By Marjorie Nesin Staff Writer
Gloucester Daily Times
---- — A group of Rockport teens meet after school each week to practice trivia, hoping to win a spot on WGBH’s High School Quiz Show again.
But, the practice is more than just quizzing, and more than a chance to hang out, too.
It’s a shot at grabbing a portion of the pride and glory floating around the small school.
When the team competed on last year’s the televised High School Quiz Show — the TV game show that pits one high school team against another in answering a wide range of trivia questions — as one of top 16 schools in the state last year, an audience of students, parents and school staff waved “Rockport” signs and clapped and cheered as the Rockport students clicked buzzers and rattled off answers to host Billy Costa’s questions.
History teachers Neil Dineen and Martha Cooney work with the students, quiz them and joke with them at practice, creating a space for extracurricular academics in the school’s culture.
“I’d like to make it cool to be smart again,” Cooney said. “Academics have kind of taken the back seat to athletics forever and we want to change that.”
The teens nod and agree, saying the key to cool is membership on a sports team, and noting the lack of budget for academic groups, though Cooney said acquiring funding for competitions tends to be straightforward.
Sophomore Sophie Palmer said students have learned the information that comes out in the form of answers by acting as a sponge, listening, watching and absorbing.
“Reading, experiencing, listening to media, you just consume information through as many orifices as you can,” Sophie Palmer said.
And, the team will use their knowledge during WGBH’s Nov. 4 Super Sunday, when WGBH tests students from 100 Massachusetts schools to determine the teams qualifying for the televised rounds of the show. Only the top scoring 16 teams will move on to the first round.
Last year, Rockport reached semifinals in the televised matches, and was the first team in High School Quiz Show history to fall out after a tie. Hamilton-Wenham knocked the team out in the semifinals round with a sudden death win. But, this year, the Rockport students intend to surpass Hamilton-Wenham and any other team that stands between them and the prize trophy, plaques and $250 to share.
“The goal is to win, obviously,” Cooney said. The state’s winning team also competes against New Hampshire’s winner.

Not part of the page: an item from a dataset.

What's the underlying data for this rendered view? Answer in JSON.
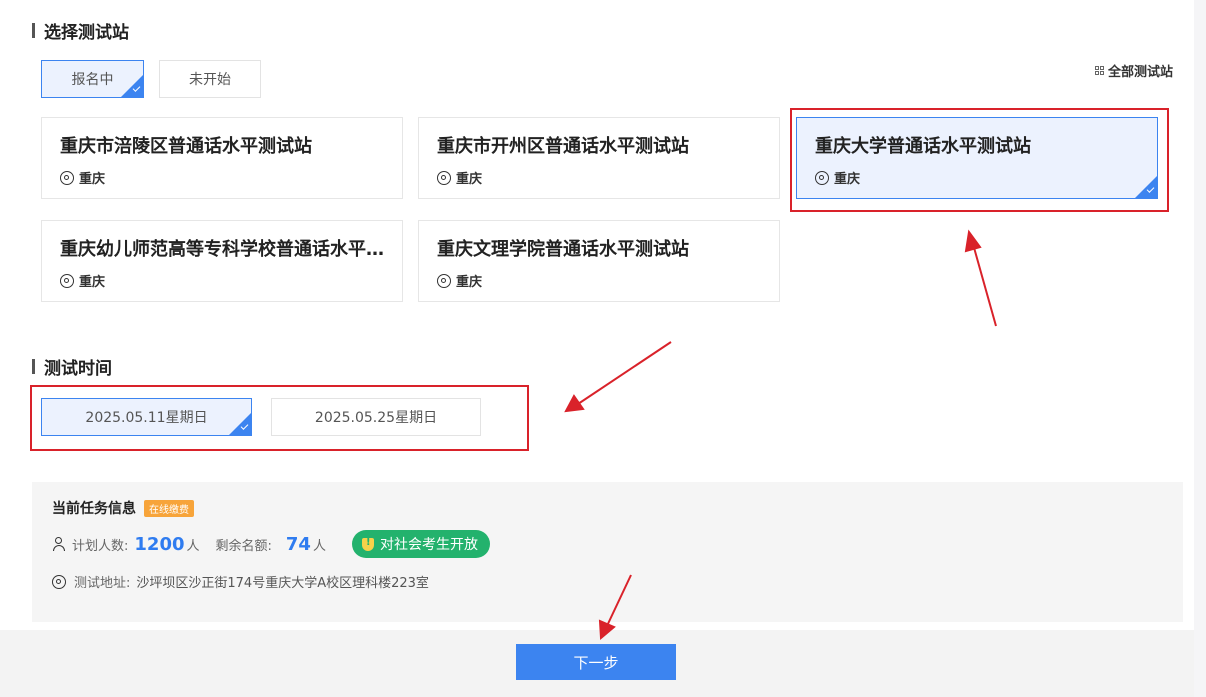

This year’s Rockport panel, a group already determined by a preliminary quiz, consists of sophomore Corey Silver, senior Evan Razdan, sophomore Quenton Hurst, and junior Alexandra Legendre, with alternates sophomore Oliver Herman and sophomore Nate Allen.
Silver and Razdan competed on Rockport’s team last year. And the publicity encouraged a lot of kids to join up this year, expanding the team to 12 members, according to Cooney. Silver said the game show concept drew him in when he first decided to participate too.
“I saw it on T.V., and I always liked playing along with Jeopardy, and I thought it’d be fun,” Silver said.
Everyone — competitors, alternates and the rest of the group alike — participates at practice. Students scoot desks into a half circle around Cooney’s desk once a week, leaving their backpacks in a pile at the door.
Cooney called out questions at Tuesday’s practice, covering topics ranging from mathematics to history and even religion and language.
Nelson Pike nailed an answer — and drummed his hands against his desk while kicking up his feet. Sayles Kasten reached over for a high 5, while Kelly Biondo laughed at his celebratory jig.
“We have fun here, don’t we?” Cooney asks rhetorically, before moving on to a more puzzling wringer.
Marjorie Nesin can be reached at 978-283-7000, x3451, or at firstname.lastname@example.org.